Essay about Death and Christian Burial

Submitted By meier222
Words: 952
Pages: 4

Among the many tragedies of Shakespeare, Hamlet is one of the most recognized. Throughout the play many tragic deaths occur, including that of Ophelia. The events of her end leave many to question one big thing, did she commit suicide or not? While no definite answer is available, evidence seems to point to a possible self inflicted death. The death of Ophelia seems to have been left deliberately open to question. Did Shakespeare want the question of suicide to be present in his audience? To begin to understand why many believe this to be the case, Ophelia must be first understood. Ophelia is kind of a messed up character for many reasons. She had so many things go wrong with her. She betrays Hamlet, he betrays her, and her father is murdered. In reality it seems realistic that she would be drawn into suicide. From the beginning Ophelia is torn between two sides. Her father and brother are not in favor of Hamlet. They believe he will use her, taking away her virginity and tossing her aside. Her status in society during this time shows that it would be improbable for her to ever marry Hamlet. During this time she believes Hamlet loves her. She chooses to believe her heart and not listen to the reasoning around her. A time comes when she realizes she is not able to live in both worlds and she must choose a side. The choice she makes seems to be the cause of her ultimate fate. The downward spiral of her fate seemed to first take place when she rejects and betrays Hamlet at the request of her father. Upon her rejection of Hamlet he is very cruel.
“You should not have believed me, for virtue cannot so inoculate our old stock but we shall relish of it. I loved you not.” (3.1.118-120)

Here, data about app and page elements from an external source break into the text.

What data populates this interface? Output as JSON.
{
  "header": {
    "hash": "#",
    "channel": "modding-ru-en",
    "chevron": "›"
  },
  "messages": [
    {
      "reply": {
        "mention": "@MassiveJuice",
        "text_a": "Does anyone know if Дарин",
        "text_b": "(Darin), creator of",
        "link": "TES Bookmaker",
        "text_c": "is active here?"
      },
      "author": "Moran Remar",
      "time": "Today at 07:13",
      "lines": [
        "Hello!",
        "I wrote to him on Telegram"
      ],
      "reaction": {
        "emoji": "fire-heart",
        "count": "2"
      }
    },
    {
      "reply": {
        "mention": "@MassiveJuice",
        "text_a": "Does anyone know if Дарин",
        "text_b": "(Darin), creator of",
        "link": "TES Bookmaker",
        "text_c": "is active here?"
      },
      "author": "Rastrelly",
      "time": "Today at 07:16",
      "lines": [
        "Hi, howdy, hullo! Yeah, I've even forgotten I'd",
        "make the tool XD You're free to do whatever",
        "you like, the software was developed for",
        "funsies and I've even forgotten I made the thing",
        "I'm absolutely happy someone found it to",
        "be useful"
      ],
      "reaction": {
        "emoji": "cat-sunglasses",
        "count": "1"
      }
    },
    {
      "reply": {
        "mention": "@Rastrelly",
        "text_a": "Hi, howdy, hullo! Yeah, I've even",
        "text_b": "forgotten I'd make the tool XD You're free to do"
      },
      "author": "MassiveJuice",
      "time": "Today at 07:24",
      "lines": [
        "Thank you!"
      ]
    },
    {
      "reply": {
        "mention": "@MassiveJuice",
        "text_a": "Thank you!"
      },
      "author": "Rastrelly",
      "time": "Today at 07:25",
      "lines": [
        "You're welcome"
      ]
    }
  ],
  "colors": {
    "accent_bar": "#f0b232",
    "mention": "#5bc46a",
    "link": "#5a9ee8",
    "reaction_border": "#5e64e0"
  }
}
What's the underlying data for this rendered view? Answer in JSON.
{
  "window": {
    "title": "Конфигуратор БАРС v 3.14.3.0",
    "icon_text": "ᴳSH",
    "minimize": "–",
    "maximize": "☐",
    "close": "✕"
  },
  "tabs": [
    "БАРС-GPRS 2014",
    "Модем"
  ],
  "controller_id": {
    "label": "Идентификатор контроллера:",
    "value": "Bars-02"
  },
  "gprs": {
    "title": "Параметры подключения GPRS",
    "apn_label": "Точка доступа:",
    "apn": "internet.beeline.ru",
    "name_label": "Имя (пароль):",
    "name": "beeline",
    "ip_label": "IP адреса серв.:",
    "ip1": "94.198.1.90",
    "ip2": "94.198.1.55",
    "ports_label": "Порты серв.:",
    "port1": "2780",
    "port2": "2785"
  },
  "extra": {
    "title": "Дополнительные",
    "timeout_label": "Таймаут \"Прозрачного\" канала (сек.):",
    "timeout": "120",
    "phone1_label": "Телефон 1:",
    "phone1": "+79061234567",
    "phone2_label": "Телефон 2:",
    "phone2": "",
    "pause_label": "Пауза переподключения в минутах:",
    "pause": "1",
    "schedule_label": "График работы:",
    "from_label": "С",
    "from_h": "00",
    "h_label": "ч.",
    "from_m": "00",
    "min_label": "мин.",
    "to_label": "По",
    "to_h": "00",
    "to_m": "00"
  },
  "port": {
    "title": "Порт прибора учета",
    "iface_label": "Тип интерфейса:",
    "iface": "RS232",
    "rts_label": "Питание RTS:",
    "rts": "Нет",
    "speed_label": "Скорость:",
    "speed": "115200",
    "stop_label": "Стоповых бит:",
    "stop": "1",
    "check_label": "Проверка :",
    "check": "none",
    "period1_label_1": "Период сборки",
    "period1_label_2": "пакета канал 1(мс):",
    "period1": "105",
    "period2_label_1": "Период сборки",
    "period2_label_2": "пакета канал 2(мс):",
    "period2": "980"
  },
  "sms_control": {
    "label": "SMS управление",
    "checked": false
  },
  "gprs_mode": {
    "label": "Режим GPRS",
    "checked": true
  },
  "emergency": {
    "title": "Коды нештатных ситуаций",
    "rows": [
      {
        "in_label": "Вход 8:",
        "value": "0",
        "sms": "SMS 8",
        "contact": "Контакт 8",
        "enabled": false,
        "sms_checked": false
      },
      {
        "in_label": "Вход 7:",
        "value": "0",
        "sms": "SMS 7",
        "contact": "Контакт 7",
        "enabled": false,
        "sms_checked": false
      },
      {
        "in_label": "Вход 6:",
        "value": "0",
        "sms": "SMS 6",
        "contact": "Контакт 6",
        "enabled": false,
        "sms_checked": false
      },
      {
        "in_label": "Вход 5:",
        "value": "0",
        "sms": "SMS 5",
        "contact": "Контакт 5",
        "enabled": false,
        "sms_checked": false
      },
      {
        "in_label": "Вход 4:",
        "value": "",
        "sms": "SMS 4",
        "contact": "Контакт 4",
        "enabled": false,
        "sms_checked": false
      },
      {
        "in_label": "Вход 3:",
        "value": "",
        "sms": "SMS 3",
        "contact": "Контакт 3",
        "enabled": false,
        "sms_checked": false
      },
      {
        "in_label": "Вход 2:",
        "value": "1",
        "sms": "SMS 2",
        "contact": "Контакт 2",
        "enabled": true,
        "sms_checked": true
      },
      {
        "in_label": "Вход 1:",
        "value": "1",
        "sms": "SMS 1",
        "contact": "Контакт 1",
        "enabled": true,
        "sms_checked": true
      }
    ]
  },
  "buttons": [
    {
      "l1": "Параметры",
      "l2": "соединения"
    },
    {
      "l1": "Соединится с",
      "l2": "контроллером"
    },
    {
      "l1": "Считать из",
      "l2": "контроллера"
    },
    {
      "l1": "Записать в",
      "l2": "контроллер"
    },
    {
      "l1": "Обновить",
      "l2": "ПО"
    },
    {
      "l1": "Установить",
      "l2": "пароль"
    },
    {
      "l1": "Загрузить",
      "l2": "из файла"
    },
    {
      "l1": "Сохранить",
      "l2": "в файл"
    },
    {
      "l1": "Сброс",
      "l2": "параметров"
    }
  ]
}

Hamlet is telling Ophelia that she should have never believed him; in reality he claims he never really loved her. When he asks where her father is she lies and says he is at home, when in fact he is hidden listening to the conversation. When Hamlet leaves the room, Ophelia is left heartbroken and confused. She is sure Hamlet has gone mad. Had she chosen Hamlet over Polonius her fate might have been better.
Soon after Ophelia’s father is killed by Hamlet, her madness becomes very apparent at this point. She begins to sing in a very crazed way to many people, including a song to Queen Gertrude. “He is dead and gone, lady, he is dead and gone, At his head a grassy-green turf, at his heel a stone. Oh, ho!” (4.5.37-45) She is in obvious mourning of her father. The death of Polonius is so soon after the betrayal of Hamlet. Her mind is overcome with grief and emotion and she cracks. Two very important people of her life are gone, in different senses. Her father is dead and Hamlet has turned his back on her, claiming she never meant anything to him. Not only are both absent from her life now but Hamlet was the reason for the death of Polonius. Sadly Ophelia never regains her sanity. Her death is announced in a beautiful poetic way by Queen Gertrude. “Fell in the weeping brook. Her clothes spread wide, and mermaid-like awhile they bore her up, which time she chanted snatches of old tune, as one incapable of her own distress, or like a creature native and indued unto that element.” (4.7.190-195) This first scene, involving the death of Ophelia, shows the first clues of a death at her own hand. The queen stated that after falling into the river, Ophelia’s dress ballooned up and created a flotation of sorts. Instead of